For centuries, people have come to fish at the wild area in the middle of Manchester that we know today as Center
Springs Park. Native Americans probably camped near Bigelow Brook, which flows through the grounds from the Main Street
side of the park.
The springs were a regional attraction, before the arrival of European settlers: “…The great trail [now Center Street] passed the second-best fishing place of the Podunks, the falls at Center Springs Park. Here the Indians caught the lamprey eels, and…divided and dressed them under an oak tree. The oak tree stood about where the Center Church now stands…” – History of Manchester, Connecticut, by Mathias Spiess and Percy W. Bidwell, 1924, page 12.
John Hyde described going to the springs from his house on the corner of Main and Ford Streets, just below the Center, during the 1890s: “We had no electricity, no running water. We got our water from a cistern…in the summertime, we went to Center Springs Park for water. The spring is down in back of the Congregational Church . There was quite a grade to get down to the spring, but it was pretty hard work climbing back with pails of water. We carried two pails through the woods.” – 1974 oral history interview by Betty Walker, Old Manchester, The Storytellers, page 122.
Old-timers describe fishing in the deep holes and cold water along Bigelow Brook, before it was dammed up in the 1920s to create a six-acre pond. The brook flows over the falls (see "waterfall" photo below), fed by springs. It flows out near the 1921 gate-house (see "skating" photo below), on its way to the Hockanum River.
Scott Sprague, Director of Parks and Recreation, said that the heyday of the Park was during the 1930s and 1940s. “Back then, a full-time person worked just at Center Springs Park, supported by other Park Department maintenance staff.” This worker maintained the water garden, the remains of which can still be seen along the brook, as well as the trails in the park and the skating lodge.

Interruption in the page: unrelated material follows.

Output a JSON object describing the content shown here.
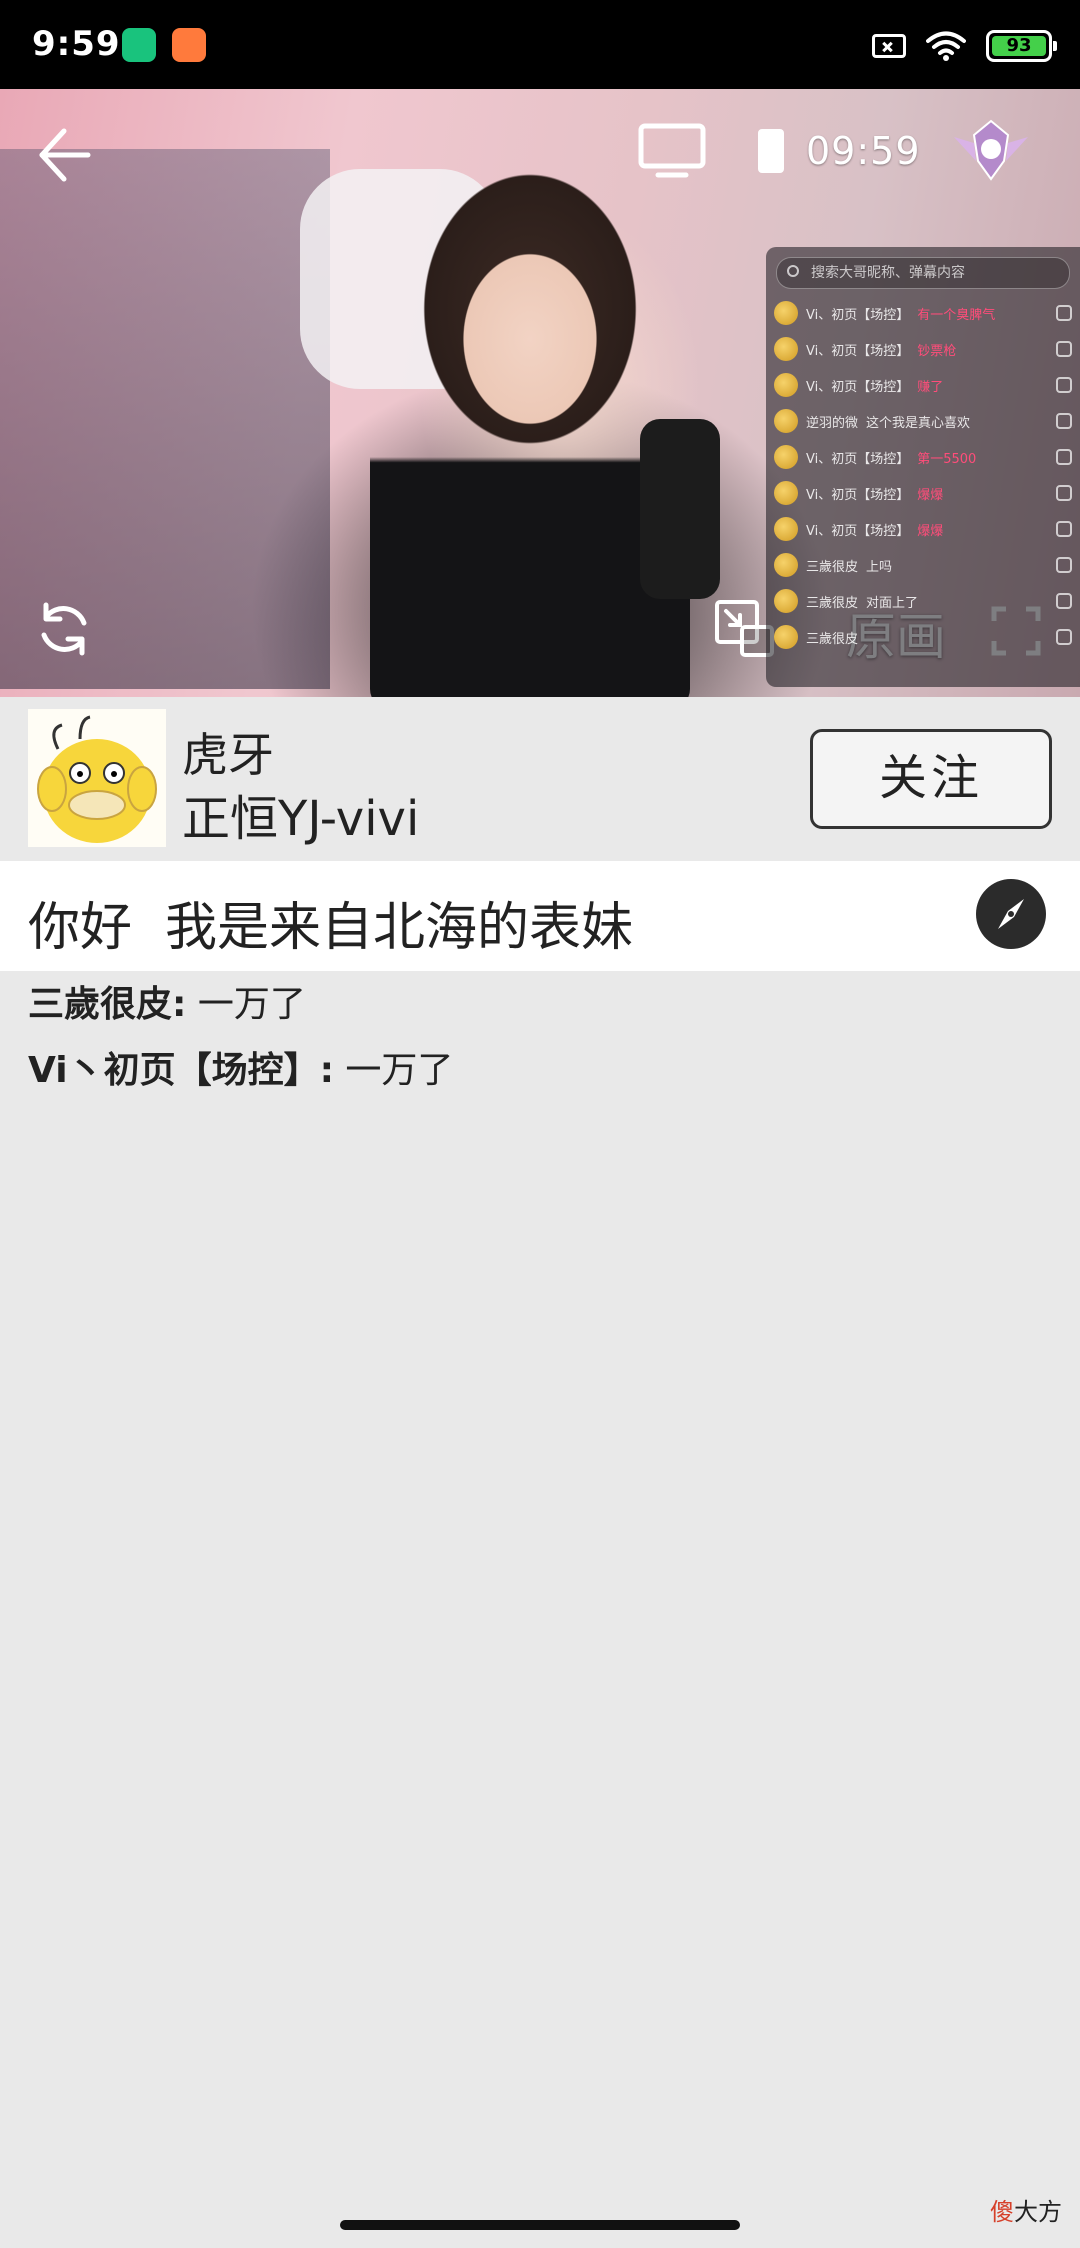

During the 1940s, '50s, and '60s, ice skaters still flocked to the pond. There was a warming hut, piped-in music, and skaters who could turn a fancy figure on the ice. Electric lights made possible a romantic evening of skating. In the warmer months, fishing continued to be popular.

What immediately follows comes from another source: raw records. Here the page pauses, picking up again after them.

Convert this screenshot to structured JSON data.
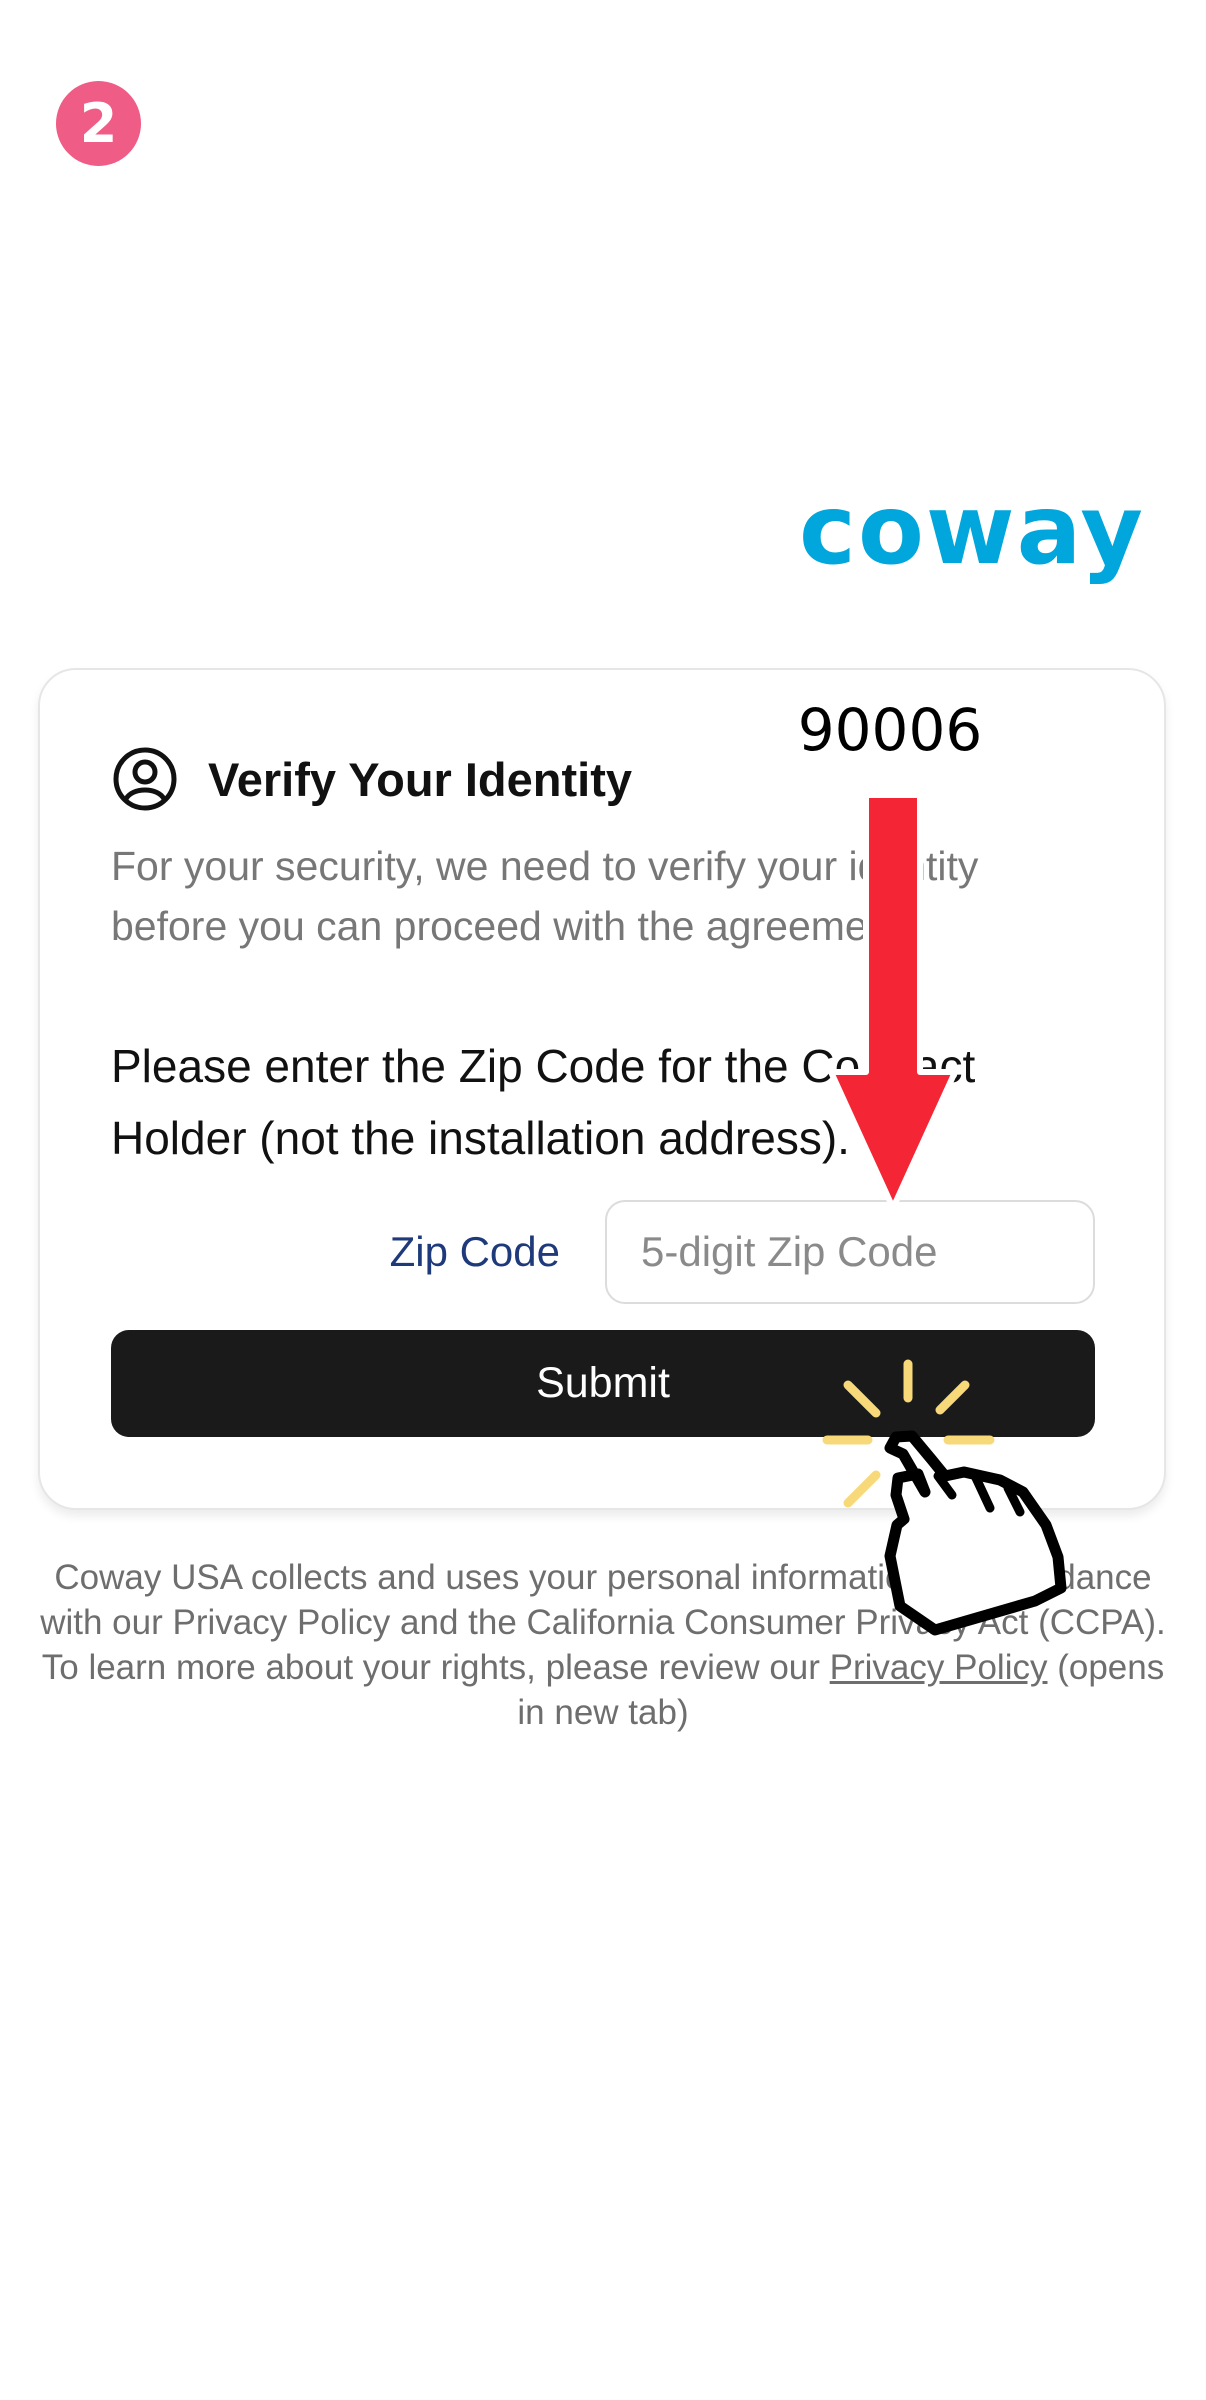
{
  "step_badge": "2",
  "brand": {
    "logo_text": "coway",
    "color": "#00a6dc"
  },
  "card": {
    "title": "Verify Your Identity",
    "title_icon": "user-circle-icon",
    "security_text": "For your security, we need to verify your identity before you can proceed with the agreement.",
    "prompt": "Please enter the Zip Code for the Contract Holder (not the installation address).",
    "zip_label": "Zip Code",
    "zip_input": {
      "placeholder": "5-digit Zip Code",
      "value": ""
    },
    "submit_label": "Submit"
  },
  "footer": {
    "line1": "Coway USA collects and uses your personal information in accordance with our Privacy Policy and the California Consumer Privacy Act (CCPA).",
    "line2_prefix": "To learn more about your rights, please review our ",
    "privacy_link": "Privacy Policy",
    "line2_suffix": " (opens in new tab)"
  },
  "annotation": {
    "entry_value": "90006",
    "arrow_icon": "down-arrow-icon",
    "pointer_icon": "hand-pointer-icon",
    "arrow_color": "#f42534",
    "sparkle_color": "#f7d97a"
  }
}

During the 1960s, some Town leaders wanted to carve five acres out of the park to build a school. The Manchester
Evening Herald reported meetings and hearings where the issue was hotly debated. This headline is from February 27,
1967: “Plans for New Lincoln School in Center Springs Park Hit a Legal Snag – Cheney Bros. Quitclaim Deed Contains

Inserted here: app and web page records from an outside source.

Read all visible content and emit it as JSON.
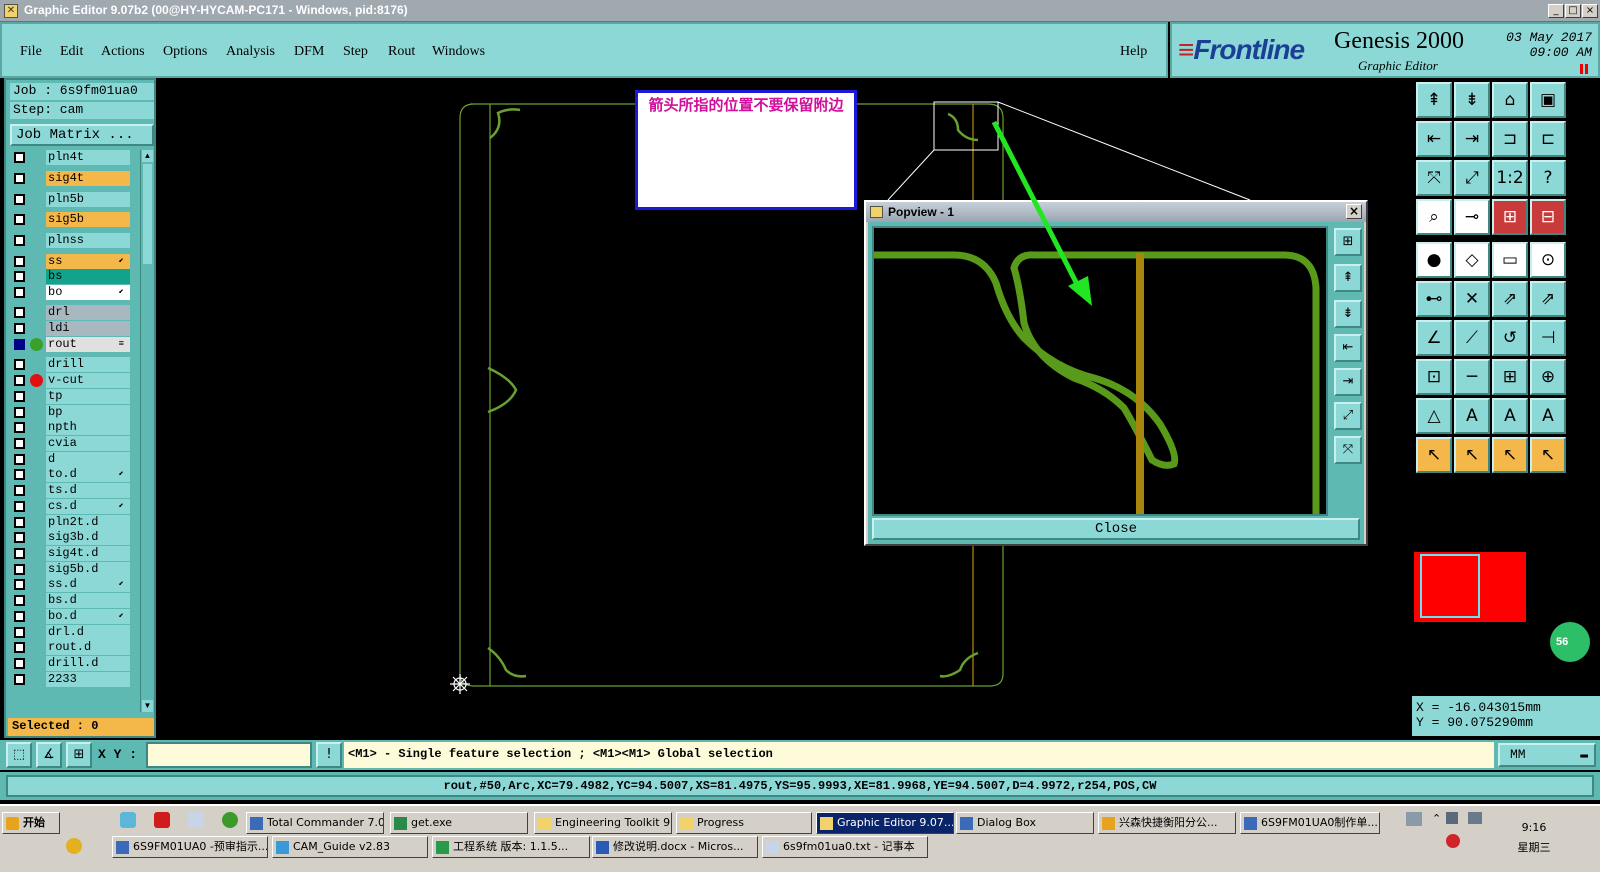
{
  "window": {
    "title": "Graphic Editor 9.07b2 (00@HY-HYCAM-PC171 - Windows, pid:8176)",
    "minimize": "_",
    "maximize": "□",
    "close": "×"
  },
  "menu": [
    "File",
    "Edit",
    "Actions",
    "Options",
    "Analysis",
    "DFM",
    "Step",
    "Rout",
    "Windows"
  ],
  "help": "Help",
  "brand": {
    "logo": "Frontline",
    "product": "Genesis 2000",
    "subtitle": "Graphic Editor",
    "date": "03 May 2017",
    "time": "09:00 AM"
  },
  "job": {
    "job_line": "Job : 6s9fm01ua0",
    "step_line": "Step: cam",
    "matrix_label": "Job Matrix ..."
  },
  "layers": [
    {
      "name": "pln4t",
      "color": "#8cd8d6",
      "dot": "",
      "tag": ""
    },
    {
      "name": "sig4t",
      "color": "#f4b84a",
      "dot": "",
      "tag": ""
    },
    {
      "name": "pln5b",
      "color": "#8cd8d6",
      "dot": "",
      "tag": ""
    },
    {
      "name": "sig5b",
      "color": "#f4b84a",
      "dot": "",
      "tag": ""
    },
    {
      "name": "plnss",
      "color": "#8cd8d6",
      "dot": "",
      "tag": ""
    },
    {
      "name": "ss",
      "color": "#f4b84a",
      "dot": "",
      "tag": "⬋"
    },
    {
      "name": "bs",
      "color": "#12a38d",
      "dot": "",
      "tag": ""
    },
    {
      "name": "bo",
      "color": "#ffffff",
      "dot": "",
      "tag": "⬋"
    },
    {
      "name": "drl",
      "color": "#a8b8c0",
      "dot": "",
      "tag": ""
    },
    {
      "name": "ldi",
      "color": "#a8b8c0",
      "dot": "",
      "tag": ""
    },
    {
      "name": "rout",
      "color": "#e0e0e0",
      "dot": "#3aa02a",
      "tag": "≡",
      "active": true
    },
    {
      "name": "drill",
      "color": "#8cd8d6",
      "dot": "",
      "tag": ""
    },
    {
      "name": "v-cut",
      "color": "#8cd8d6",
      "dot": "#e01010",
      "tag": ""
    },
    {
      "name": "tp",
      "color": "#8cd8d6",
      "dot": "",
      "tag": ""
    },
    {
      "name": "bp",
      "color": "#8cd8d6",
      "dot": "",
      "tag": ""
    },
    {
      "name": "npth",
      "color": "#8cd8d6",
      "dot": "",
      "tag": ""
    },
    {
      "name": "cvia",
      "color": "#8cd8d6",
      "dot": "",
      "tag": ""
    },
    {
      "name": "d",
      "color": "#8cd8d6",
      "dot": "",
      "tag": ""
    },
    {
      "name": "to.d",
      "color": "#8cd8d6",
      "dot": "",
      "tag": "⬋"
    },
    {
      "name": "ts.d",
      "color": "#8cd8d6",
      "dot": "",
      "tag": ""
    },
    {
      "name": "cs.d",
      "color": "#8cd8d6",
      "dot": "",
      "tag": "⬋"
    },
    {
      "name": "pln2t.d",
      "color": "#8cd8d6",
      "dot": "",
      "tag": ""
    },
    {
      "name": "sig3b.d",
      "color": "#8cd8d6",
      "dot": "",
      "tag": ""
    },
    {
      "name": "sig4t.d",
      "color": "#8cd8d6",
      "dot": "",
      "tag": ""
    },
    {
      "name": "sig5b.d",
      "color": "#8cd8d6",
      "dot": "",
      "tag": ""
    },
    {
      "name": "ss.d",
      "color": "#8cd8d6",
      "dot": "",
      "tag": "⬋"
    },
    {
      "name": "bs.d",
      "color": "#8cd8d6",
      "dot": "",
      "tag": ""
    },
    {
      "name": "bo.d",
      "color": "#8cd8d6",
      "dot": "",
      "tag": "⬋"
    },
    {
      "name": "drl.d",
      "color": "#8cd8d6",
      "dot": "",
      "tag": ""
    },
    {
      "name": "rout.d",
      "color": "#8cd8d6",
      "dot": "",
      "tag": ""
    },
    {
      "name": "drill.d",
      "color": "#8cd8d6",
      "dot": "",
      "tag": ""
    },
    {
      "name": "2233",
      "color": "#8cd8d6",
      "dot": "",
      "tag": ""
    }
  ],
  "selected": "Selected : 0",
  "annotation": "箭头所指的位置不要保留附边",
  "popview": {
    "title": "Popview - 1",
    "close_label": "Close",
    "close_x": "×"
  },
  "tools": [
    "⇞",
    "⇟",
    "⌂",
    "▣",
    "⇤",
    "⇥",
    "⊐",
    "⊏",
    "⤧",
    "⤢",
    "1:2",
    "?",
    "⌕",
    "⊸",
    "⊞",
    "⊟",
    "●",
    "◇",
    "▭",
    "⊙",
    "⊷",
    "✕",
    "⇗",
    "⇗",
    "∠",
    "⟋",
    "↺",
    "⊣",
    "⊡",
    "─",
    "⊞",
    "⊕",
    "△",
    "A",
    "A",
    "A",
    "↖",
    "↖",
    "↖",
    "↖"
  ],
  "coords": {
    "x": "X  = -16.043015mm",
    "y": "Y  = 90.075290mm"
  },
  "badge": "56",
  "cmd": {
    "xy_label": "X Y :",
    "xy_value": "",
    "message": "<M1> - Single feature selection ; <M1><M1> Global selection",
    "unit": "MM"
  },
  "feature_info": "rout,#50,Arc,XC=79.4982,YC=94.5007,XS=81.4975,YS=95.9993,XE=81.9968,YE=94.5007,D=4.9972,r254,POS,CW",
  "taskbar": {
    "start": "开始",
    "row1": [
      "Total Commander 7.0...",
      "get.exe",
      "Engineering Toolkit 9....",
      "Progress",
      "Graphic Editor 9.07...",
      "Dialog Box",
      "兴森快捷衡阳分公...",
      "6S9FM01UA0制作单..."
    ],
    "row2": [
      "6S9FM01UA0 -预审指示...",
      "CAM_Guide v2.83",
      "工程系统  版本: 1.1.5...",
      "修改说明.docx - Micros...",
      "6s9fm01ua0.txt - 记事本"
    ],
    "time": "9:16",
    "day": "星期三"
  }
}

Restrictions for Construction of School on Park Land.” Eventually the park was spared, schools were built elsewhere, and
Lincoln School, supposedly too old and decrepit to maintain, has become the handsome Lincoln Center, with town offices and
Urbanization has also threatened the park. During the 1970s and 1980s, Bigelow Brook, carrying storm water into the pond, brought pollutants and sediment from upstream road-sanding and construction, which fed the growth of algae and weeds. Weed growth and increased water temperatures made the pond too shallow for ice skating and inhospitable to fish. Trash, pulled downstream during storms, choked the brook and pond, decreasing the flow of water.
The Park attracted fewer nature-lovers. Newspapers’ police reports told of unsavory incidents in the lonely park, so even more people stayed away. Folks still came in winter to sled on the big hill, and to skate at an annex to the pond.
Fortunately, the town, in partnership with the Connecticut Department of Environmental Protection, and support from
federal Clean Water Act funds, undertook a massive restoration project in 1988. Much work has been completed, including
the dredging of the pond and construction of a sedimentation “fore-bay” and a trash-rack to catch those pesky bottles,
tires, and other debris. Removal of undergrowth has opened up the Park to sunlight, and in nice weather you can see
families picnicking, walking on the trails, fishing, reading books, or watching a Little League game at the field near
Valley Street. The parking area just north of Lincoln Center provides access to a new stairway into the park. The cost for
a visit, even in 2005, remains zero.
Although Center Springs can be considered an urban park, it never had the level of design work of, for example, New York’s Central Park, with its major re-landscaping of hillsides and creation of rock formations. Our park retains much of its original wild nature, and in spots could look as it may have to the Native Americans who fished there. But wildness has its place in historic parks, too. As author and philosopher Henry David Thoreau (1817 -1862) said, “In wildness is the preservation of the world.”
• The local history books mentioned are available at the Town libraries.
• To see a reprint of a 1929 architect proposal for Center Springs Park, in the "Vintage Reprints" section of this web site, please click here. The proposal includes a map of the 50+ acre park in the center of Manchester.
Click on the following images to see larger views of each: